From 2010 to 2013, RTMH reached 1,754 veterans via phone, email, and videoconferencing. In 2013 alone, RTMH saved patients 1,089,037 miles of travel and recorded:
- 193 group psychotherapy encounters
- 363 diagnostic interviews
- 952 therapist/MD phone calls
- 961 sessions of psychotherapy/medication management
- 1,755 nurse phone calls
- 2,076 sessions of individual therapy
RTMH providers were able to diagnose and treat conditions associated with suicide risk, such as post-traumatic stress disorder (41% of diagnoses), depressive disorder (32%), and anxiety disorders (17%).
For more information on program results:
Lu, M.W., Woodside, K.I., Chisholm, T.L., & Ward, M.F. (2014). Making Connections: Suicide Prevention and the Use of Technology with Rural Veterans. Journal of Rural Mental Health, 38(2), 98-108. Article Abstract

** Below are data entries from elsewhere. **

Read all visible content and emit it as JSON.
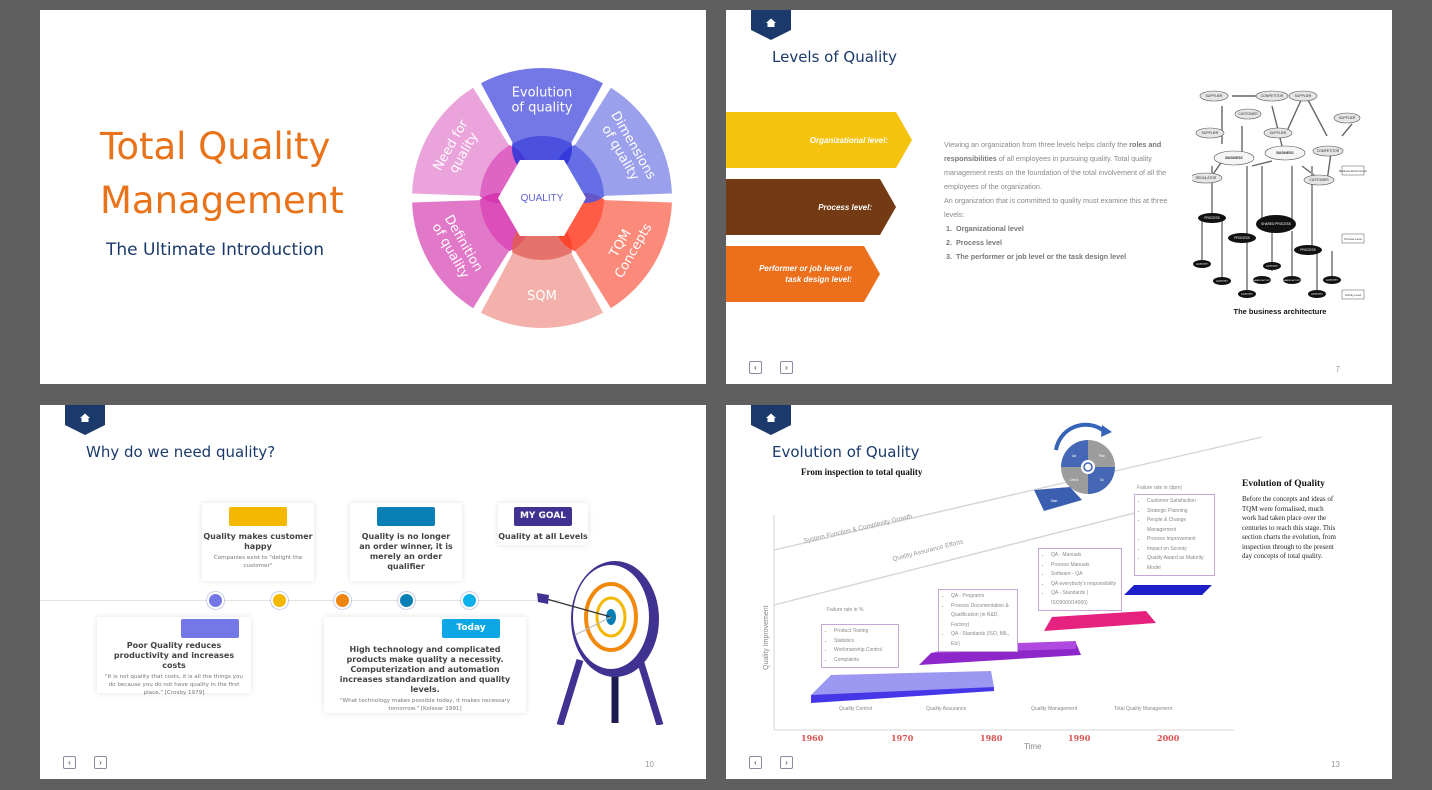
{
  "slides": [
    {
      "title_line1": "Total Quality",
      "title_line2": "Management",
      "subtitle": "The Ultimate Introduction",
      "wheel": {
        "center_label": "QUALITY",
        "segments": [
          {
            "label_line1": "Evolution",
            "label_line2": "of quality",
            "color": "#7478e6"
          },
          {
            "label_line1": "Dimensions",
            "label_line2": "of quality",
            "color": "#9aa0ec"
          },
          {
            "label_line1": "TQM",
            "label_line2": "Concepts",
            "color": "#fb8a7b"
          },
          {
            "label_line1": "SQM",
            "label_line2": "",
            "color": "#f4b1ab"
          },
          {
            "label_line1": "Definition",
            "label_line2": "of quality",
            "color": "#e279c8"
          },
          {
            "label_line1": "Need for",
            "label_line2": "quality",
            "color": "#eba3dc"
          }
        ]
      }
    },
    {
      "title": "Levels of Quality",
      "levels": [
        {
          "label": "Organizational level:",
          "color": "#f5c20c"
        },
        {
          "label": "Process level:",
          "color": "#733a14"
        },
        {
          "label": "Performer or job level or task design level:",
          "color": "#ec6f1c"
        }
      ],
      "paragraph": {
        "p1_a": "Viewing an organization from three levels helps clarify the ",
        "p1_b": "roles and responsibilities",
        "p1_c": " of all  employees in pursuing quality. Total quality management rests on the foundation of the  total involvement of all the employees of the organization.",
        "p2": "An organization that is committed to quality must examine this at three levels:",
        "list": [
          "Organizational level",
          "Process level",
          "The performer or job level or the task design level"
        ]
      },
      "figure": {
        "caption": "The business architecture",
        "nodes": {
          "supplier": "SUPPLIER",
          "competitor": "COMPETITOR",
          "customer": "CUSTOMER",
          "business": "BUSINESS",
          "regulator": "REGULATOR",
          "process": "PROCESS",
          "shared_process": "SHARED PROCESS",
          "activity": "ACTIVITY",
          "shared_activity": "SHARED ACTIVITY"
        },
        "legend": [
          "Business Environment",
          "Process Level",
          "Activity Level"
        ]
      },
      "page": "7"
    },
    {
      "title": "Why do we need quality?",
      "cards": [
        {
          "badge": "",
          "badge_color": "#f5b800",
          "heading": "Quality makes customer happy",
          "sub": "Companies exist to \"delight the customer\""
        },
        {
          "badge": "",
          "badge_color": "#0a7fb5",
          "heading": "Quality is no longer an order winner, it is merely an order qualifier",
          "sub": ""
        },
        {
          "badge": "MY GOAL",
          "badge_color": "#3f3290",
          "heading": "Quality at all Levels",
          "sub": ""
        },
        {
          "badge": "",
          "badge_color": "#7478e6",
          "heading": "Poor Quality reduces productivity and increases costs",
          "sub": "\"It is not quality that costs, it is all the things you do because you do not have quality in the first place.\" [Crosby 1979]"
        },
        {
          "badge": "Today",
          "badge_color": "#0ea7e6",
          "heading": "High technology and complicated products make quality a necessity. Computerization and automation increases standardization and quality levels.",
          "sub": "\"What technology makes possible today, it makes necessary tomorrow.\" [Kolesar 1991]"
        }
      ],
      "timeline_colors": [
        "#7478e6",
        "#f5b800",
        "#ef8510",
        "#0a7fb5",
        "#0eb0ea"
      ],
      "page": "10"
    },
    {
      "title": "Evolution of Quality",
      "subtitle": "From inspection to total quality",
      "diagonal_labels": [
        "System Function & Complexity Growth",
        "Quality Assurance Efforts"
      ],
      "y_axis_label": "Quality Improvement",
      "x_axis_label": "Time",
      "years": [
        "1960",
        "1970",
        "1980",
        "1990",
        "2000"
      ],
      "eras": [
        "Quality Control",
        "Quality Assurance",
        "Quality Management",
        "Total Quality Management"
      ],
      "boxes": [
        {
          "caption": "Failure rate in %",
          "items": [
            "Product Testing",
            "Statistics",
            "Workmanship Control",
            "Complaints"
          ]
        },
        {
          "caption": "",
          "items": [
            "QA - Programs",
            "Process Documentation & Qualification (in R&D, Factory)",
            "QA - Standards (ISO, MIL, Etc)"
          ]
        },
        {
          "caption": "",
          "items": [
            "QA - Manuals",
            "Process Manuals",
            "Software - QA",
            "QA everybody's responsibility",
            "QA - Standards ( ISO9000/14000)"
          ]
        },
        {
          "caption": "Failure rate in (dpm)",
          "items": [
            "Customer Satisfaction",
            "Strategic Planning",
            "People & Change Management",
            "Process Improvement",
            "Impact on Society",
            "Quality Award as Maturity Model"
          ]
        }
      ],
      "pdca": [
        "Act",
        "Plan",
        "Check",
        "Do"
      ],
      "start_label": "Start",
      "side": {
        "heading": "Evolution of Quality",
        "body": "Before the concepts  and ideas of TQM were formalised, much work had taken place over the centuries to reach this stage. This section charts the evolution, from  inspection through  to the present day concepts of total quality."
      },
      "page": "13"
    }
  ],
  "nav": {
    "prev": "‹",
    "next": "›"
  },
  "colors": {
    "navy": "#1b3a6b",
    "orange": "#e8731a",
    "year_red": "#d9534f"
  }
}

The CDC lists RTMH as a case study in its Suicide Policy Brief: Preventing Suicide in Rural America.
Despite the advantages of in-person care, a telehealth program may be some veterans' only access to mental health services. Safety planning for high-risk patients can be more difficult for providers at a distance and can be enhanced through multidisciplinary support and coordination with local services when feasible.
In order to establish telehealth services in rural clinics, partnerships with local staff must be developed and technical infrastructure established. Protocols for emergencies, provider credentialing, scheduling, and charting must be implemented.
For in-home services, some patients may have less familiarity or comfort with technology than others. In addition, some veterans may not be able to afford technology or internet access. To address some of these concerns, providers may ask patients to identify a patient support person who can help with computer use, treatment planning, or both. Also, the Home-Based Telemental Health (HBTMH) program, funded by a VA Innovation Grant, provides tech support, equipment, and internet connections to veterans in need.
Each rural area may vary in terms of availability of internet connectivity, local resources, emergency services, and VA services. As with any electronic transmission of sensitive patient information, security is a high priority. Information technology staff should be consulted in order to minimize the risk of security or privacy breaches.
Telehealth should be considered an additional resource and not a replacement for all in-person care. For example, telehealth may not be a good fit for patients with:
- Difficulties tolerating occasional interruptions in service
- Significant cognitive impairment
- Hearing impairment that cannot be corrected
- Immediate need for hospitalization (like acute danger to self)
- Severe psychotic or manic symptoms
- Uncontrolled, severe substance use disorders
The possibility of face-to-face visits may be taken into consideration when designing the structure of a telehealth program and the location of providers. Patients who live up to 1-2 hours away often choose to schedule occasional face-to-face visits with the telehealth provider if they establish a longer-term relationship. Face-to-face visits may be combined with telehealth visits for patients who may receive specialty care at the VA facility where the telehealth provider works. For VA telehealth prescribers seeing patients in the patients' homes, the Ryan Haight Act prohibits prescribing any controlled substances unless the patients have been previously evaluated in person.
Suicide and suicide prevention
Idaho, Oregon, Washington
July 19, 2016
Date updated or reviewed
December 4, 2020
Suggested citation: Rural Health Information Hub, 2020. Rural Telemental Health (RTMH) Program [online]. Rural Health Information Hub. Available at: https://www.ruralhealthinfo.org/project-examples/916 [Accessed 25 January 2021]
Please contact the models and innovations contact directly for the most complete and current information about this program. Summaries of models and innovations are provided by RHIhub for your convenience. The programs described are not endorsed by RHIhub or by the Federal Office of Rural Health Policy. Each rural community should consider whether a particular project or approach is a good match for their community’s needs and capacity. While it is sometimes possible to adapt program components to match your resources, keep in mind that changes to the program design may impact results.